**ABOUT THIS TASK:** Please retype the entries that follow exactly as they are, leaving the images behind.

———

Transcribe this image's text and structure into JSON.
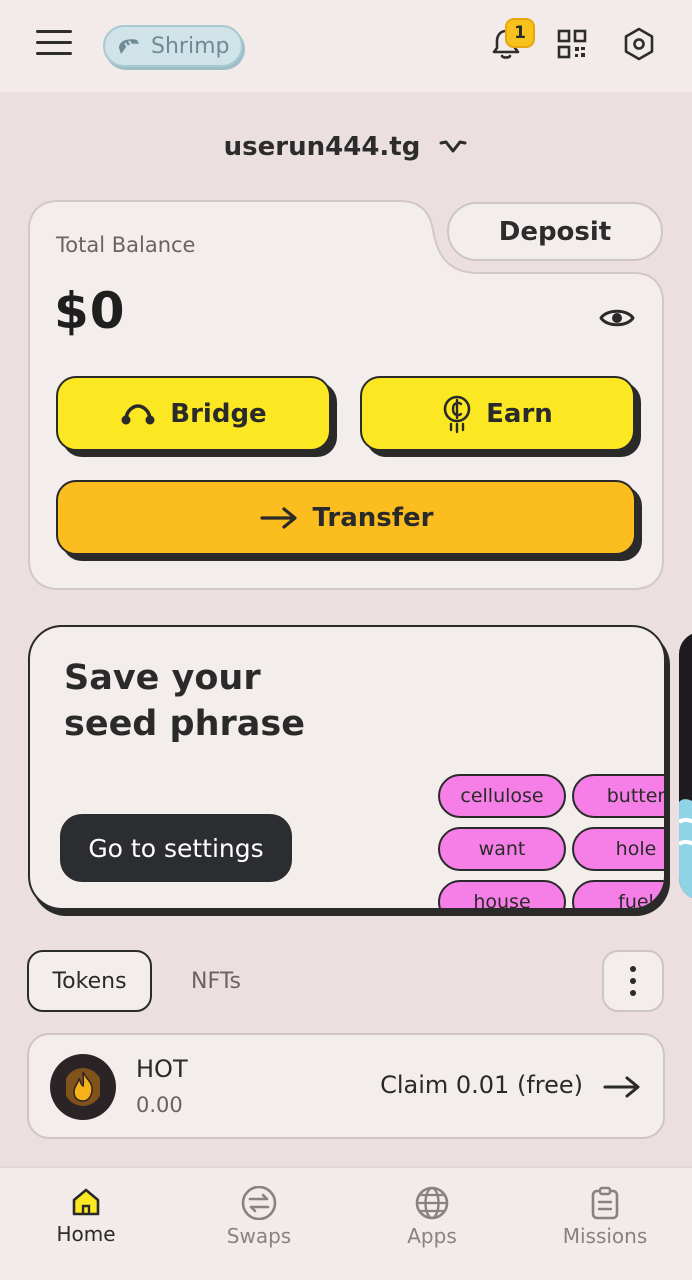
{
  "header": {
    "tier_chip": "Shrimp",
    "notification_count": "1"
  },
  "account": {
    "name": "userun444.tg"
  },
  "balance": {
    "label": "Total Balance",
    "value": "$0",
    "deposit_label": "Deposit",
    "bridge_label": "Bridge",
    "earn_label": "Earn",
    "transfer_label": "Transfer"
  },
  "seed_card": {
    "title_line1": "Save your",
    "title_line2": "seed phrase",
    "button_label": "Go to settings",
    "words": [
      "cellulose",
      "butter",
      "want",
      "hole",
      "house",
      "fuel"
    ]
  },
  "tabs": {
    "tokens": "Tokens",
    "nfts": "NFTs"
  },
  "tokens": [
    {
      "symbol": "HOT",
      "amount": "0.00",
      "action": "Claim 0.01 (free)"
    }
  ],
  "nav": {
    "home": "Home",
    "swaps": "Swaps",
    "apps": "Apps",
    "missions": "Missions"
  },
  "colors": {
    "background": "#ecdfdf",
    "yellow_button": "#fbe823",
    "orange_button": "#fcbd1f",
    "seed_word": "#f57fe6",
    "badge": "#f6c21b"
  },
  "icons": [
    "menu-icon",
    "shrimp-icon",
    "bell-icon",
    "qr-code-icon",
    "settings-icon",
    "chevron-down-icon",
    "eye-icon",
    "bridge-icon",
    "coin-icon",
    "arrow-right-icon",
    "more-vertical-icon",
    "fire-icon",
    "home-icon",
    "swap-icon",
    "globe-icon",
    "clipboard-icon"
  ]
}
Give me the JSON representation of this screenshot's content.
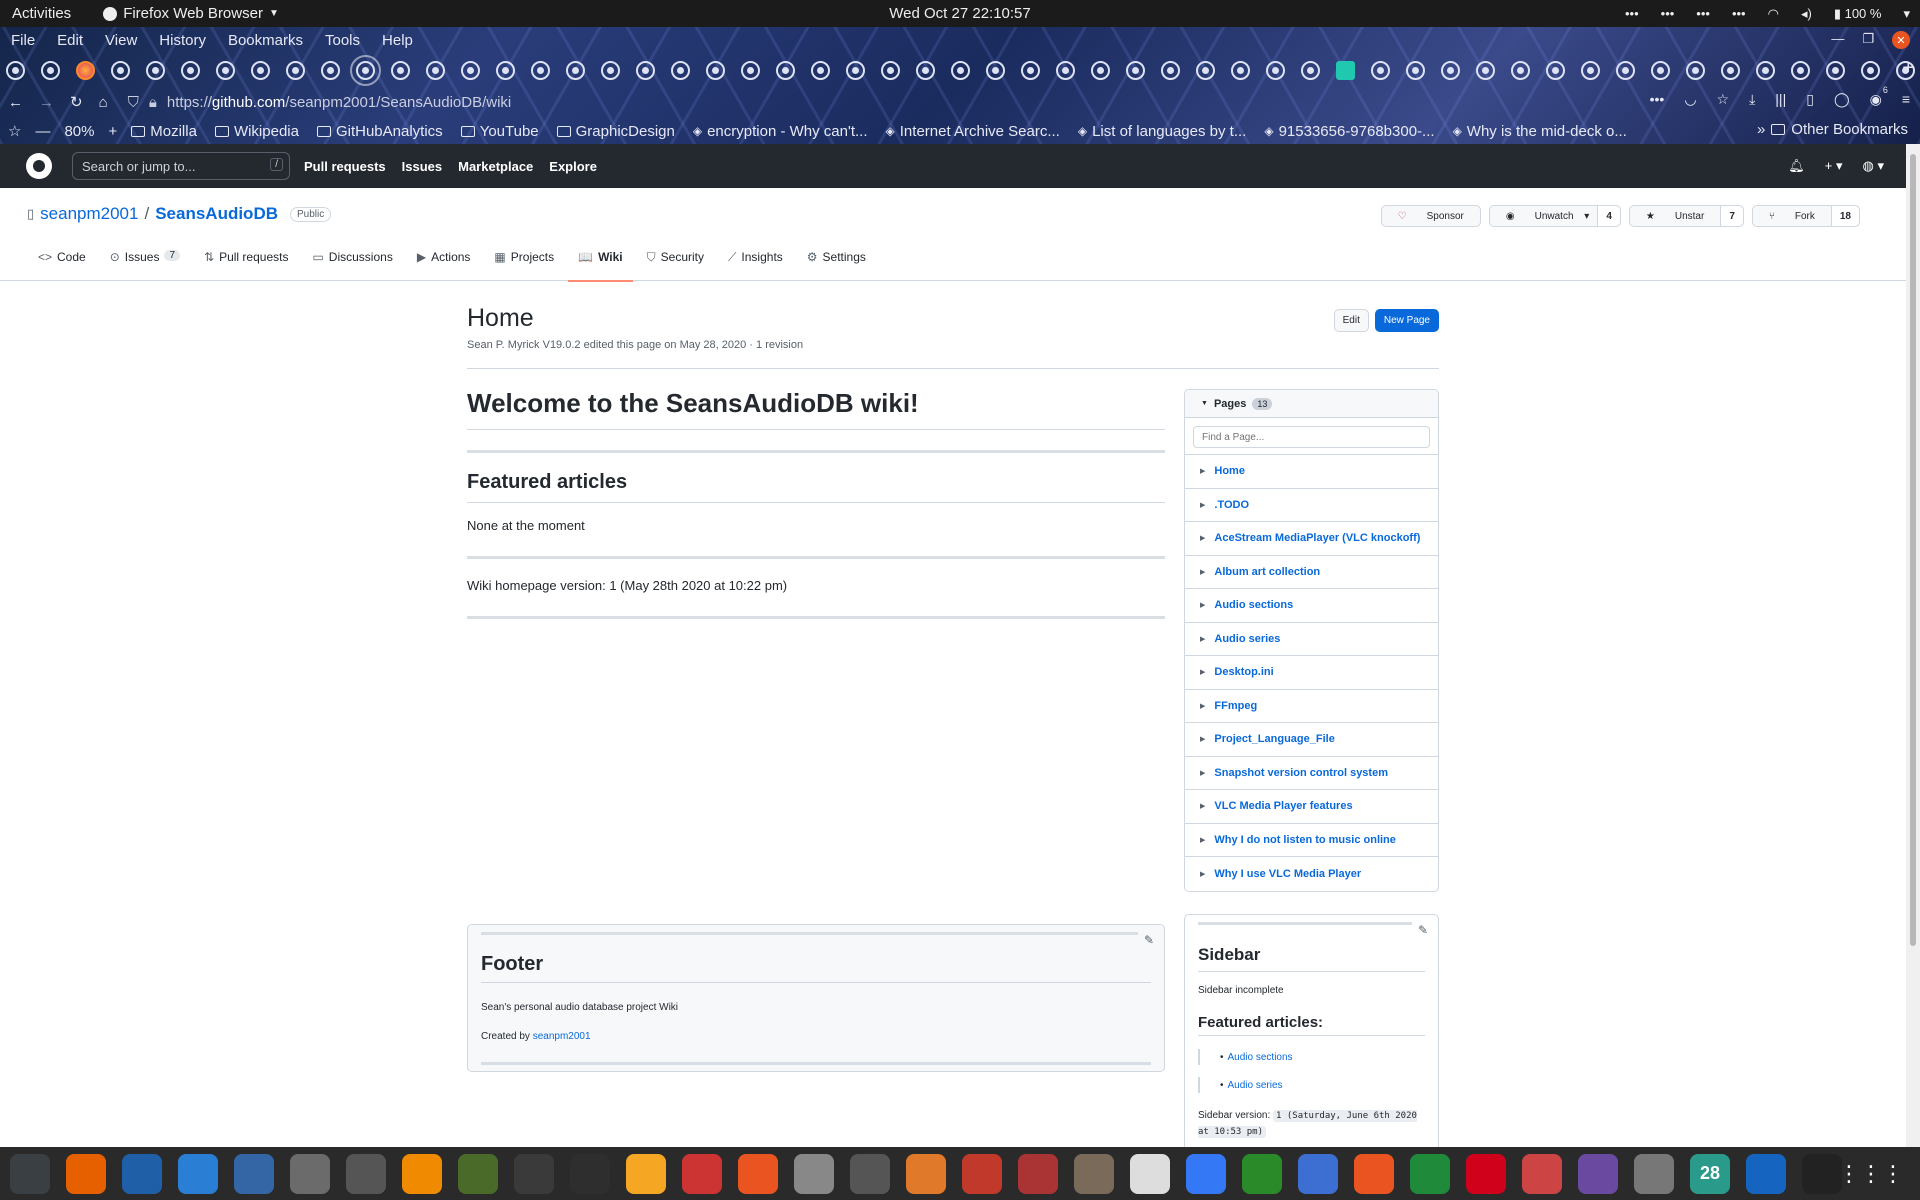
{
  "topbar": {
    "activities": "Activities",
    "app": "Firefox Web Browser",
    "clock": "Wed Oct 27  22:10:57",
    "battery": "100 %"
  },
  "menubar": [
    "File",
    "Edit",
    "View",
    "History",
    "Bookmarks",
    "Tools",
    "Help"
  ],
  "tabs": {
    "count": 55,
    "active_index": 10,
    "firefox_index": 2,
    "special_index": 38
  },
  "navbar": {
    "url_prefix": "https://",
    "url_host": "github.com",
    "url_path": "/seanpm2001/SeansAudioDB/wiki",
    "zoom": "80%",
    "extension_badge": "6"
  },
  "bookmarks": [
    {
      "label": "Mozilla",
      "type": "folder"
    },
    {
      "label": "Wikipedia",
      "type": "folder"
    },
    {
      "label": "GitHubAnalytics",
      "type": "folder"
    },
    {
      "label": "YouTube",
      "type": "folder"
    },
    {
      "label": "GraphicDesign",
      "type": "folder"
    },
    {
      "label": "encryption - Why can't...",
      "type": "link"
    },
    {
      "label": "Internet Archive Searc...",
      "type": "link"
    },
    {
      "label": "List of languages by t...",
      "type": "link"
    },
    {
      "label": "91533656-9768b300-...",
      "type": "link"
    },
    {
      "label": "Why is the mid-deck o...",
      "type": "link"
    }
  ],
  "other_bookmarks": "Other Bookmarks",
  "github": {
    "search_placeholder": "Search or jump to...",
    "search_key": "/",
    "nav": [
      "Pull requests",
      "Issues",
      "Marketplace",
      "Explore"
    ]
  },
  "repo": {
    "owner": "seanpm2001",
    "name": "SeansAudioDB",
    "visibility": "Public",
    "sponsor": "Sponsor",
    "unwatch": "Unwatch",
    "watch_count": "4",
    "unstar": "Unstar",
    "star_count": "7",
    "fork": "Fork",
    "fork_count": "18",
    "tabs": [
      {
        "label": "Code",
        "icon": "<>"
      },
      {
        "label": "Issues",
        "icon": "⊙",
        "count": "7"
      },
      {
        "label": "Pull requests",
        "icon": "⇅"
      },
      {
        "label": "Discussions",
        "icon": "▭"
      },
      {
        "label": "Actions",
        "icon": "▶"
      },
      {
        "label": "Projects",
        "icon": "▦"
      },
      {
        "label": "Wiki",
        "icon": "📖"
      },
      {
        "label": "Security",
        "icon": "⛉"
      },
      {
        "label": "Insights",
        "icon": "⟋"
      },
      {
        "label": "Settings",
        "icon": "⚙"
      }
    ],
    "active_tab": "Wiki"
  },
  "wiki": {
    "title": "Home",
    "meta": "Sean P. Myrick V19.0.2 edited this page on May 28, 2020 · 1 revision",
    "edit": "Edit",
    "new_page": "New Page",
    "h1": "Welcome to the SeansAudioDB wiki!",
    "featured_heading": "Featured articles",
    "featured_text": "None at the moment",
    "version_text": "Wiki homepage version: 1 (May 28th 2020 at 10:22 pm)",
    "footer": {
      "title": "Footer",
      "line1": "Sean's personal audio database project Wiki",
      "created_prefix": "Created by ",
      "created_link": "seanpm2001"
    }
  },
  "pages": {
    "heading": "Pages",
    "count": "13",
    "find_placeholder": "Find a Page...",
    "items": [
      "Home",
      ".TODO",
      "AceStream MediaPlayer (VLC knockoff)",
      "Album art collection",
      "Audio sections",
      "Audio series",
      "Desktop.ini",
      "FFmpeg",
      "Project_Language_File",
      "Snapshot version control system",
      "VLC Media Player features",
      "Why I do not listen to music online",
      "Why I use VLC Media Player"
    ]
  },
  "sidebar": {
    "title": "Sidebar",
    "text": "Sidebar incomplete",
    "featured": "Featured articles:",
    "items": [
      "Audio sections",
      "Audio series"
    ],
    "version_label": "Sidebar version: ",
    "version_code": "1 (Saturday, June 6th 2020 at 10:53 pm)"
  },
  "dock": {
    "calendar_day": "28",
    "apps": [
      "system-monitor-icon",
      "firefox-icon",
      "text-editor-icon",
      "help-icon",
      "writer-icon",
      "files-icon",
      "settings-icon",
      "vlc-icon",
      "gimp-icon",
      "inkscape-icon",
      "terminal-icon",
      "calculator-icon",
      "sound-recorder-icon",
      "software-center-icon",
      "image-viewer-icon",
      "disk-usage-icon",
      "libreoffice-draw-icon",
      "document-scanner-icon",
      "pdf-viewer-icon",
      "archive-manager-icon",
      "character-map-icon",
      "tasks-icon",
      "vim-icon",
      "virtual-machine-icon",
      "updater-icon",
      "spreadsheet-icon",
      "alert-icon",
      "mario-game-icon",
      "webcam-icon",
      "gnome-game-icon",
      "calendar-icon",
      "thunderbird-icon",
      "music-icon"
    ]
  }
}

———

**EXERCISE RESULT:**
Transcribe this image's text and structure into JSON.
{
  "header": {
    "tier_chip": "Shrimp",
    "notification_count": "1"
  },
  "account": {
    "name": "userun444.tg"
  },
  "balance": {
    "label": "Total Balance",
    "value": "$0",
    "deposit_label": "Deposit",
    "bridge_label": "Bridge",
    "earn_label": "Earn",
    "transfer_label": "Transfer"
  },
  "seed_card": {
    "title_line1": "Save your",
    "title_line2": "seed phrase",
    "button_label": "Go to settings",
    "words": [
      "cellulose",
      "butter",
      "want",
      "hole",
      "house",
      "fuel"
    ]
  },
  "tabs": {
    "tokens": "Tokens",
    "nfts": "NFTs"
  },
  "tokens": [
    {
      "symbol": "HOT",
      "amount": "0.00",
      "action": "Claim 0.01 (free)"
    }
  ],
  "nav": {
    "home": "Home",
    "swaps": "Swaps",
    "apps": "Apps",
    "missions": "Missions"
  },
  "colors": {
    "background": "#ecdfdf",
    "yellow_button": "#fbe823",
    "orange_button": "#fcbd1f",
    "seed_word": "#f57fe6",
    "badge": "#f6c21b"
  },
  "icons": [
    "menu-icon",
    "shrimp-icon",
    "bell-icon",
    "qr-code-icon",
    "settings-icon",
    "chevron-down-icon",
    "eye-icon",
    "bridge-icon",
    "coin-icon",
    "arrow-right-icon",
    "more-vertical-icon",
    "fire-icon",
    "home-icon",
    "swap-icon",
    "globe-icon",
    "clipboard-icon"
  ]
}
Give me the JSON representation of this screenshot's content.
{
  "topbar": {
    "activities": "Activities",
    "app": "Firefox Web Browser",
    "clock": "Wed Oct 27  22:10:57",
    "battery": "100 %"
  },
  "menubar": [
    "File",
    "Edit",
    "View",
    "History",
    "Bookmarks",
    "Tools",
    "Help"
  ],
  "tabs": {
    "count": 55,
    "active_index": 10,
    "firefox_index": 2,
    "special_index": 38
  },
  "navbar": {
    "url_prefix": "https://",
    "url_host": "github.com",
    "url_path": "/seanpm2001/SeansAudioDB/wiki",
    "zoom": "80%",
    "extension_badge": "6"
  },
  "bookmarks": [
    {
      "label": "Mozilla",
      "type": "folder"
    },
    {
      "label": "Wikipedia",
      "type": "folder"
    },
    {
      "label": "GitHubAnalytics",
      "type": "folder"
    },
    {
      "label": "YouTube",
      "type": "folder"
    },
    {
      "label": "GraphicDesign",
      "type": "folder"
    },
    {
      "label": "encryption - Why can't...",
      "type": "link"
    },
    {
      "label": "Internet Archive Searc...",
      "type": "link"
    },
    {
      "label": "List of languages by t...",
      "type": "link"
    },
    {
      "label": "91533656-9768b300-...",
      "type": "link"
    },
    {
      "label": "Why is the mid-deck o...",
      "type": "link"
    }
  ],
  "other_bookmarks": "Other Bookmarks",
  "github": {
    "search_placeholder": "Search or jump to...",
    "search_key": "/",
    "nav": [
      "Pull requests",
      "Issues",
      "Marketplace",
      "Explore"
    ]
  },
  "repo": {
    "owner": "seanpm2001",
    "name": "SeansAudioDB",
    "visibility": "Public",
    "sponsor": "Sponsor",
    "unwatch": "Unwatch",
    "watch_count": "4",
    "unstar": "Unstar",
    "star_count": "7",
    "fork": "Fork",
    "fork_count": "18",
    "tabs": [
      {
        "label": "Code",
        "icon": "<>"
      },
      {
        "label": "Issues",
        "icon": "⊙",
        "count": "7"
      },
      {
        "label": "Pull requests",
        "icon": "⇅"
      },
      {
        "label": "Discussions",
        "icon": "▭"
      },
      {
        "label": "Actions",
        "icon": "▶"
      },
      {
        "label": "Projects",
        "icon": "▦"
      },
      {
        "label": "Wiki",
        "icon": "📖"
      },
      {
        "label": "Security",
        "icon": "⛉"
      },
      {
        "label": "Insights",
        "icon": "⟋"
      },
      {
        "label": "Settings",
        "icon": "⚙"
      }
    ],
    "active_tab": "Wiki"
  },
  "wiki": {
    "title": "Home",
    "meta": "Sean P. Myrick V19.0.2 edited this page on May 28, 2020 · 1 revision",
    "edit": "Edit",
    "new_page": "New Page",
    "h1": "Welcome to the SeansAudioDB wiki!",
    "featured_heading": "Featured articles",
    "featured_text": "None at the moment",
    "version_text": "Wiki homepage version: 1 (May 28th 2020 at 10:22 pm)",
    "footer": {
      "title": "Footer",
      "line1": "Sean's personal audio database project Wiki",
      "created_prefix": "Created by ",
      "created_link": "seanpm2001"
    }
  },
  "pages": {
    "heading": "Pages",
    "count": "13",
    "find_placeholder": "Find a Page...",
    "items": [
      "Home",
      ".TODO",
      "AceStream MediaPlayer (VLC knockoff)",
      "Album art collection",
      "Audio sections",
      "Audio series",
      "Desktop.ini",
      "FFmpeg",
      "Project_Language_File",
      "Snapshot version control system",
      "VLC Media Player features",
      "Why I do not listen to music online",
      "Why I use VLC Media Player"
    ]
  },
  "sidebar": {
    "title": "Sidebar",
    "text": "Sidebar incomplete",
    "featured": "Featured articles:",
    "items": [
      "Audio sections",
      "Audio series"
    ],
    "version_label": "Sidebar version: ",
    "version_code": "1 (Saturday, June 6th 2020 at 10:53 pm)"
  },
  "dock": {
    "calendar_day": "28",
    "apps": [
      "system-monitor-icon",
      "firefox-icon",
      "text-editor-icon",
      "help-icon",
      "writer-icon",
      "files-icon",
      "settings-icon",
      "vlc-icon",
      "gimp-icon",
      "inkscape-icon",
      "terminal-icon",
      "calculator-icon",
      "sound-recorder-icon",
      "software-center-icon",
      "image-viewer-icon",
      "disk-usage-icon",
      "libreoffice-draw-icon",
      "document-scanner-icon",
      "pdf-viewer-icon",
      "archive-manager-icon",
      "character-map-icon",
      "tasks-icon",
      "vim-icon",
      "virtual-machine-icon",
      "updater-icon",
      "spreadsheet-icon",
      "alert-icon",
      "mario-game-icon",
      "webcam-icon",
      "gnome-game-icon",
      "calendar-icon",
      "thunderbird-icon",
      "music-icon"
    ]
  }
}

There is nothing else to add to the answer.